People cheat at anything because they think they can get away with it, say experts in human psychology. Sometimes cheaters simply look for an easy score because they're lazy. Some cheaters are actually inventors who relish the challenge of beating someone else's machine. Some think they're merely tipping the odds in their favor at casinos, since they figure that table games are set up always to benefit the house.
However the cheaters might rationalize their motives or their sophisticated practices, cheating at slots means one thing only: Theft.
Just ask one of the biggest slot machine cheaters ever, a mechanically clever man by the name of Tommy . Profiled in 2007 in the "Slot Scoundrel" episode of the series "Breaking Vegas" on The History Channel, Carmichael has been cited as one of gambling's greatest slots cheaters ever.
At the height of his nefarious career, Carmichael and his cohorts made thousands of dollars off cheating slot machines in Nevada, New Jersey and Connecticut. For his troubles, Carmichael was apprehended and eventually pleaded guilty to running a gambling theft ring.
Today he lives in Tulsa, Oklahoma, where he cares for his elderly mother and tries to convince the industry he once bilked that he has perfected a device to protect slot machines against thieves like him.
Casinos earn between 70 and 80 percent of their income from slot machine revenue. It's estimated there may be more than 3 million slot machines in land-based gambling houses and on cruise ships worldwide, and more are being built and installed every day. So to casinos, cheating is a huge deal.
Law enforcement and casino security experts estimate that hundreds of millions of dollars have been stolen from slot machines. Nevada authorities alone say they've documented losses totaling $100 million, and they surmised that nearly 92% of slot machine cheaters get away with it.
How does someone cheat at slots with all those security cameras and guards around a casino? The fact is that most security cameras are trained on areas such as cashier's cages, table games, elevators and doors.
A big casino may have as many as 5,000 slot machines installed, and it's practically impossible to survey them all at any time. What's more, professional slot machine thieves exploit blind spots in casino surveillance and employ other cheaters to avoid getting too much attention from guards.
In addition, successful slot cheaters such as Tommy Glenn Carmichael are really good at it. One of the New Jersey detectives who finally nabbed Carmichael said the thief was so slick at cheating slot machines that they might never have caught him if some of his gang hadn't informed on him.
Carmichael began his crime career in the early 1980s using a device called a "top-bottom joint" that his friend Ray Ming brought him.
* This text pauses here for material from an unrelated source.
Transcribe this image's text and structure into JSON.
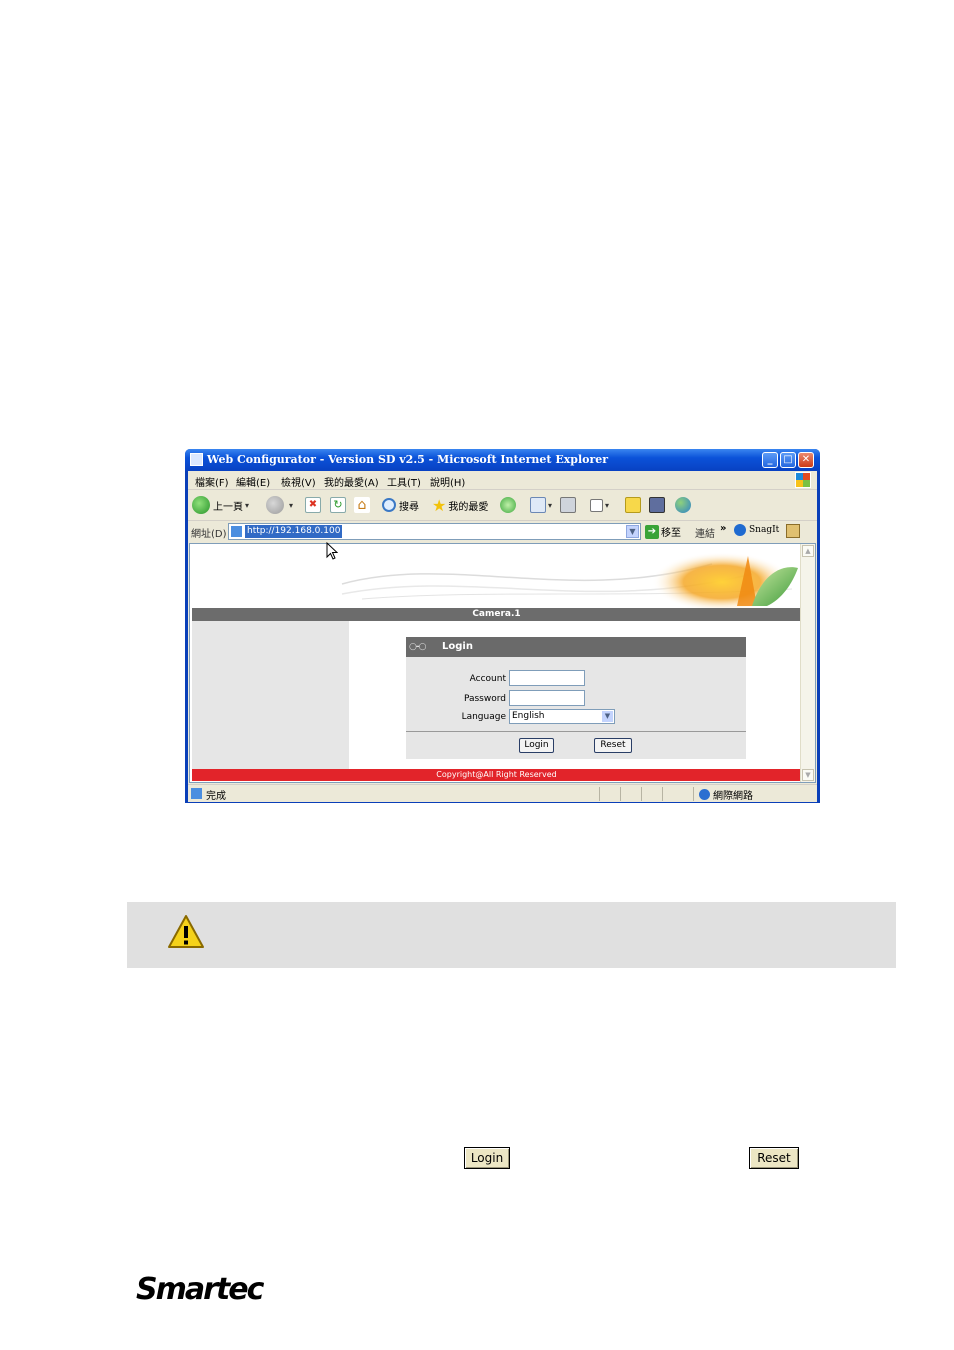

Carmichael was arrested with the device in his possession, and eventually served five years in prison.
While in prison he mostly thought about creating better cheating devices, according to newspaper accounts. Among them was a device he called The Monkey's Paw. This was a claw-ended piece of flexible steel that could be inserted into a machine to interfere with the coin counter, which made the machine overpay winnings.
When computers became the brains inside slot machines, Carmichael and other thieves came up with mini-lights that interfered with the optical sensors. Just like shining a bright light into a person's eyes, the mini-light blinded the slot machine's sensors so it couldn't tell how many coins it had paid a player.
The advent of computerized slot machines may have slowed the era of mechanical thievery, but it hasn't ended the efforts of slot machine cheaters to steal from the games. Mini-lights are still used, and woe is the cheater who's caught at a casino with one in his or her possession. Casinos don’t mind prosecuting cheaters to the fullest extent possible.
Some thieves have tried to bribe programmers at slot machine manufacturers to write errors into the computer code so that machines will pay out more than they're supposed to give.
However, these days both physical slot machines and online slots games are governed by something known as a Random Number Generator. Whether it's coded onto a microchip inside a physical machine, or resides on the server that runs online slots games, the RNG has proven to be one of the most effective ways to foil cheating at slots, whether by players or casinos.
An RNG isn't invincible; Wikipedia lists several ways that RNG software or an RNG microchip could be hacked into. But remember what we said at the beginning: people looking for easy money attempt cheating at slots. Attacking an RNG takes so much time and effort that it soon ceases to be cost-effective for even the most determined thief.
The complexity of today's slot machines and online slots games won't deter everyone, however. As long as gambling exists, there will still be thieves who try cheating at slots – and people who work to stop them.Share on: